A Text by Mahtab Mahboub
5 days ago, you could read on many news outlets that the Islamic regime in Iran “has executed one person, every six hours”; but what does an hour mean for a person on the death row, for their family members and friends, for their fellow citizens, for the people who hear the news of their conviction on tv? Yet who watches TV in Iran these days? Only to see interrogators dressed as journalists interviewing tortured prisoners and recording their forced confessions. What does one hour mean to us in the diaspora, opening our eyes up in the morning to the news of executions and going to bed with the fear of reading about more bloodshed the day after? What is an hour to us who live here, dragging ourselves out of the ruins of the never-ending nonstop bloodshed at “home” to live our daily lives here, to function in our jobs, to take care of our dear ones? What does an hour mean after we read, and they live that only last Thursday 13 prisoners were executed? What did time mean for our three brothers, Majid Kazemi, Saleh Mirhashemi and Saeed Yaqoubi when they gathered in the library of Isfahan prison to write on that piece of paper and smuggle it during a visit outside. They had written to us “Don’t let them kill us, we need your support”! Their words only echoed those of Navid Afkari, another protestor arrested during 2018 protests and executed in 2020. who had said “I realized they look for a neck for their rope!” Words that are to shake our world, our souls, motivate us to raise our voice, bring us back to our shared humanity in the face of injustice. What did time mean for people who gathered in front of the prison Isfahan to show their opposition to the executions, only to be tear gassed and beaten? All this at the time when Islamic Republic’s Ambassador was pointed as the chair of the UN Human Rights Council’s (UNHRC) 2023 Social Forum! Mocking the blood of our siblings shed on the streets in Iran. Mocking each moment of resistance that women still perform on the streets by not wearing compulsory Hijab, putting their bodies on the frontline of anything from being beaten to acid attacks to murder. The same women and their allies who still raise their voice only hours after they hear the news of executions that are supposed to intimidate them. „Death To the Republic Of Executions”, “Poverty, corruption, unaffordable prices, We will go on until toppling [the regime]”… They know their silence means they would be next…

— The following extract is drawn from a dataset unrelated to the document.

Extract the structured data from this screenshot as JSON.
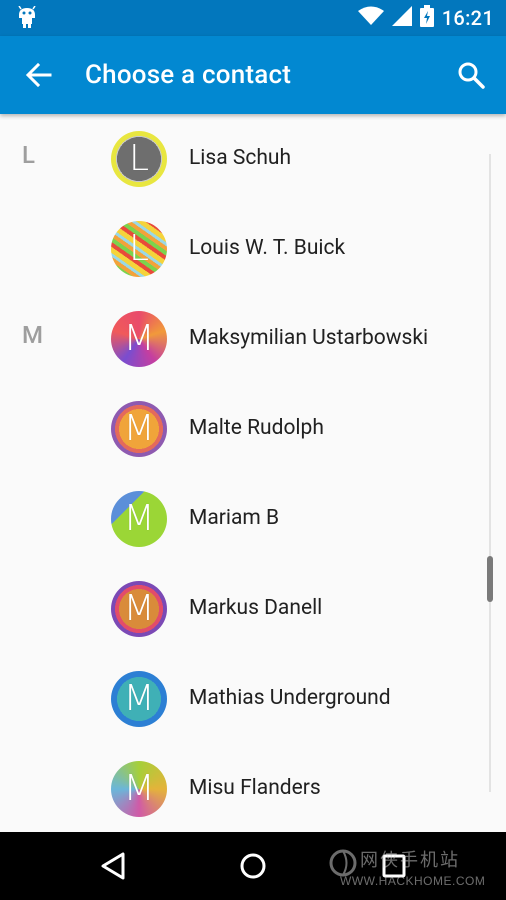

However, like everything else in our capitalist, patriarchal societies executions are not distributed equally! It is always the most marginalized who are the most vulnerable against executions. From the 582 people executed in 2022, 30% belonged to Baluch minority, who represent 2-6% of the whole population; They were mostly charged with drug-related crimes in an extremely underdeveloped and discriminated against province where children are drowned in rivers and ponds, or their body parts are beaten off by animals while trying to get drinking water. In the last ten years, most prisoners executed for security related charges belonged to the ethnic Arab, Baluch, and Kurd minorities. Death penalty is used as part of the
systematic discrimination and extensive repression they are subjected to. The 7 young men who were executed in relation to the woman, life, freedom movement belonged to economically deprived families and were laborers themselves, living precarious lives with no hope for progress, but strong senses of justice and fight for freedom, and some had tried only to defend other younger (weaker) protestors. The execution of political prisoners has drawn attention to the injustice of death penalty for all crimes and for all, including for Afghanistani refugees in Iran and those born in Iran but are not issued IDs, especially in Baluchistan. In 2014, a group of political and human right activists launched a campaign called “Step by Step to Stop Death Penalty”. Most these activists are imprisoned now; including Narges Mohammadi who has recently receive PEN America’s Freedom to Write Award; but their message being amplified by larger numbers of people inside and outside Iran. The less the Iranian regime and the so-called international community wants to hear the voices of victims and their families, the more it is on US to raise our voice for woman, for life and for freedom.
Stop Executions in Iran!